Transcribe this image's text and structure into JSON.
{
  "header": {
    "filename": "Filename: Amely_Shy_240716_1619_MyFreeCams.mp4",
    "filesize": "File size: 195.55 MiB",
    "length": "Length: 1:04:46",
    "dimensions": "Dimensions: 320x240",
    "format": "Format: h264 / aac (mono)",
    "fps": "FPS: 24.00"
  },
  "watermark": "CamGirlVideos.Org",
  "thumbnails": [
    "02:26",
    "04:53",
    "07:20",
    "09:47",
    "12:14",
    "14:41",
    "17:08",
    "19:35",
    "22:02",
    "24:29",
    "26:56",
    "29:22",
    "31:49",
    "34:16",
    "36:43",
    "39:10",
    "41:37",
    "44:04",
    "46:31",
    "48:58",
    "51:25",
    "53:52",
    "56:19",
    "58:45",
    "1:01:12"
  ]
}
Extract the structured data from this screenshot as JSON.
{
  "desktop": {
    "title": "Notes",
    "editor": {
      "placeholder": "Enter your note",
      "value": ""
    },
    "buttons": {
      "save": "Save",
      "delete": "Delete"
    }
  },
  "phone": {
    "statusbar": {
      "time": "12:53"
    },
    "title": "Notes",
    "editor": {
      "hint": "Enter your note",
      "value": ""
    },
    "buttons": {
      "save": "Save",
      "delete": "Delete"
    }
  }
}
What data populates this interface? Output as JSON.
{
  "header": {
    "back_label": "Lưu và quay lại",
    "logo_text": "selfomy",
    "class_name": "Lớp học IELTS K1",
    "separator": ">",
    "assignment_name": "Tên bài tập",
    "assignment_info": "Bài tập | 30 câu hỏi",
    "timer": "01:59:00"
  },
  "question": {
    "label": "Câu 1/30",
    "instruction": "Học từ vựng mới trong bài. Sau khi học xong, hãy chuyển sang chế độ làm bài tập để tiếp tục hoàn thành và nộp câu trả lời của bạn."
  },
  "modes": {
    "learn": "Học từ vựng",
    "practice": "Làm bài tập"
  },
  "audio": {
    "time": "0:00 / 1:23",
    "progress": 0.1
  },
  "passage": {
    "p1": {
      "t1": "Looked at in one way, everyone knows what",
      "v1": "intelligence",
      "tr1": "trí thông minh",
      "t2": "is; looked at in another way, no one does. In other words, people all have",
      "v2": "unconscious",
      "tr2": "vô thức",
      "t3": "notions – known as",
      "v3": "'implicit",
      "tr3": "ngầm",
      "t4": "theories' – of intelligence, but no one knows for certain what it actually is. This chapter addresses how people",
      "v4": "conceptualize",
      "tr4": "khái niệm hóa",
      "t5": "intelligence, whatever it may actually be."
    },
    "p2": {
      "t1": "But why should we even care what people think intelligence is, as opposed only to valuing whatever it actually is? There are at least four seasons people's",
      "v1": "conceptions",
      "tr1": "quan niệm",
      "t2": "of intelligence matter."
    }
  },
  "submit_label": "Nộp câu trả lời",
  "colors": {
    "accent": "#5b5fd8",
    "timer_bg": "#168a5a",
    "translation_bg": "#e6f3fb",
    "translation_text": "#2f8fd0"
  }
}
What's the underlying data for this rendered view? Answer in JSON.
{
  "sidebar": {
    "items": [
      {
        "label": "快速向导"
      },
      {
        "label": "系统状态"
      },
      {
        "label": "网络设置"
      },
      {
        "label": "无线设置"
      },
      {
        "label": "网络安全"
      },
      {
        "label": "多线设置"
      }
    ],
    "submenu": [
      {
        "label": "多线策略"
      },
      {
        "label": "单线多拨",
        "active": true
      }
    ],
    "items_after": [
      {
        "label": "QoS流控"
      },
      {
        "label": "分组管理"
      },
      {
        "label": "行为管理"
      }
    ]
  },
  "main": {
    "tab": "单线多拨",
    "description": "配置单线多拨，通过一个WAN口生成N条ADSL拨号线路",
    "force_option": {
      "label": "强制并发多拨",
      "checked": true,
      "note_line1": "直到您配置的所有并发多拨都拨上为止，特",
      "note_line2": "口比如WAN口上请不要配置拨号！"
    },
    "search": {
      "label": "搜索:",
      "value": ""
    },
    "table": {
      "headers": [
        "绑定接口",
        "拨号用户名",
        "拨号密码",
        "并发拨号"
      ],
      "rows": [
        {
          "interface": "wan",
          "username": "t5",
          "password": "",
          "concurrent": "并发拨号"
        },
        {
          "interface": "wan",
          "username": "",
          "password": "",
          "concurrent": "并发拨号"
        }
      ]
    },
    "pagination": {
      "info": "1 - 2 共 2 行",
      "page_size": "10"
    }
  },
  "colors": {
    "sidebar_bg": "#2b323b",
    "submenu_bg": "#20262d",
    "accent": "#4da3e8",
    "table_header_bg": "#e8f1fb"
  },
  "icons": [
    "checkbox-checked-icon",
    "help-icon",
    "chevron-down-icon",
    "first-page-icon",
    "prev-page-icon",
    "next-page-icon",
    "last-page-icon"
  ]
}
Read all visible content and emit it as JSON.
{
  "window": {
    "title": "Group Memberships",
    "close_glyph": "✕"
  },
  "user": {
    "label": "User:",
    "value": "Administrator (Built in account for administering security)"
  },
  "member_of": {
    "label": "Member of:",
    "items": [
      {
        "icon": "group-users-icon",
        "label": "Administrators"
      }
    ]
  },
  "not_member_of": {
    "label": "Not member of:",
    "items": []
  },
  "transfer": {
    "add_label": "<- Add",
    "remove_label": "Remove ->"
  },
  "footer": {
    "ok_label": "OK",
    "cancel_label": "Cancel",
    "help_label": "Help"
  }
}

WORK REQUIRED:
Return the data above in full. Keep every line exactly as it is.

OUTPUT FOR THIS EXERCISE:
Transcribe this image's text and structure into JSON.
{
  "header": {
    "filename": "Filename: Amely_Shy_240716_1619_MyFreeCams.mp4",
    "filesize": "File size: 195.55 MiB",
    "length": "Length: 1:04:46",
    "dimensions": "Dimensions: 320x240",
    "format": "Format: h264 / aac (mono)",
    "fps": "FPS: 24.00"
  },
  "watermark": "CamGirlVideos.Org",
  "thumbnails": [
    "02:26",
    "04:53",
    "07:20",
    "09:47",
    "12:14",
    "14:41",
    "17:08",
    "19:35",
    "22:02",
    "24:29",
    "26:56",
    "29:22",
    "31:49",
    "34:16",
    "36:43",
    "39:10",
    "41:37",
    "44:04",
    "46:31",
    "48:58",
    "51:25",
    "53:52",
    "56:19",
    "58:45",
    "1:01:12"
  ]
}
Extract the structured data from this screenshot as JSON.
{
  "desktop": {
    "title": "Notes",
    "editor": {
      "placeholder": "Enter your note",
      "value": ""
    },
    "buttons": {
      "save": "Save",
      "delete": "Delete"
    }
  },
  "phone": {
    "statusbar": {
      "time": "12:53"
    },
    "title": "Notes",
    "editor": {
      "hint": "Enter your note",
      "value": ""
    },
    "buttons": {
      "save": "Save",
      "delete": "Delete"
    }
  }
}
What data populates this interface? Output as JSON.
{
  "header": {
    "back_label": "Lưu và quay lại",
    "logo_text": "selfomy",
    "class_name": "Lớp học IELTS K1",
    "separator": ">",
    "assignment_name": "Tên bài tập",
    "assignment_info": "Bài tập | 30 câu hỏi",
    "timer": "01:59:00"
  },
  "question": {
    "label": "Câu 1/30",
    "instruction": "Học từ vựng mới trong bài. Sau khi học xong, hãy chuyển sang chế độ làm bài tập để tiếp tục hoàn thành và nộp câu trả lời của bạn."
  },
  "modes": {
    "learn": "Học từ vựng",
    "practice": "Làm bài tập"
  },
  "audio": {
    "time": "0:00 / 1:23",
    "progress": 0.1
  },
  "passage": {
    "p1": {
      "t1": "Looked at in one way, everyone knows what",
      "v1": "intelligence",
      "tr1": "trí thông minh",
      "t2": "is; looked at in another way, no one does. In other words, people all have",
      "v2": "unconscious",
      "tr2": "vô thức",
      "t3": "notions – known as",
      "v3": "'implicit",
      "tr3": "ngầm",
      "t4": "theories' – of intelligence, but no one knows for certain what it actually is. This chapter addresses how people",
      "v4": "conceptualize",
      "tr4": "khái niệm hóa",
      "t5": "intelligence, whatever it may actually be."
    },
    "p2": {
      "t1": "But why should we even care what people think intelligence is, as opposed only to valuing whatever it actually is? There are at least four seasons people's",
      "v1": "conceptions",
      "tr1": "quan niệm",
      "t2": "of intelligence matter."
    }
  },
  "submit_label": "Nộp câu trả lời",
  "colors": {
    "accent": "#5b5fd8",
    "timer_bg": "#168a5a",
    "translation_bg": "#e6f3fb",
    "translation_text": "#2f8fd0"
  }
}
What's the underlying data for this rendered view? Answer in JSON.
{
  "sidebar": {
    "items": [
      {
        "label": "快速向导"
      },
      {
        "label": "系统状态"
      },
      {
        "label": "网络设置"
      },
      {
        "label": "无线设置"
      },
      {
        "label": "网络安全"
      },
      {
        "label": "多线设置"
      }
    ],
    "submenu": [
      {
        "label": "多线策略"
      },
      {
        "label": "单线多拨",
        "active": true
      }
    ],
    "items_after": [
      {
        "label": "QoS流控"
      },
      {
        "label": "分组管理"
      },
      {
        "label": "行为管理"
      }
    ]
  },
  "main": {
    "tab": "单线多拨",
    "description": "配置单线多拨，通过一个WAN口生成N条ADSL拨号线路",
    "force_option": {
      "label": "强制并发多拨",
      "checked": true,
      "note_line1": "直到您配置的所有并发多拨都拨上为止，特",
      "note_line2": "口比如WAN口上请不要配置拨号！"
    },
    "search": {
      "label": "搜索:",
      "value": ""
    },
    "table": {
      "headers": [
        "绑定接口",
        "拨号用户名",
        "拨号密码",
        "并发拨号"
      ],
      "rows": [
        {
          "interface": "wan",
          "username": "t5",
          "password": "",
          "concurrent": "并发拨号"
        },
        {
          "interface": "wan",
          "username": "",
          "password": "",
          "concurrent": "并发拨号"
        }
      ]
    },
    "pagination": {
      "info": "1 - 2 共 2 行",
      "page_size": "10"
    }
  },
  "colors": {
    "sidebar_bg": "#2b323b",
    "submenu_bg": "#20262d",
    "accent": "#4da3e8",
    "table_header_bg": "#e8f1fb"
  },
  "icons": [
    "checkbox-checked-icon",
    "help-icon",
    "chevron-down-icon",
    "first-page-icon",
    "prev-page-icon",
    "next-page-icon",
    "last-page-icon"
  ]
}
Read all visible content and emit it as JSON.
{
  "window": {
    "title": "Group Memberships",
    "close_glyph": "✕"
  },
  "user": {
    "label": "User:",
    "value": "Administrator (Built in account for administering security)"
  },
  "member_of": {
    "label": "Member of:",
    "items": [
      {
        "icon": "group-users-icon",
        "label": "Administrators"
      }
    ]
  },
  "not_member_of": {
    "label": "Not member of:",
    "items": []
  },
  "transfer": {
    "add_label": "<- Add",
    "remove_label": "Remove ->"
  },
  "footer": {
    "ok_label": "OK",
    "cancel_label": "Cancel",
    "help_label": "Help"
  }
}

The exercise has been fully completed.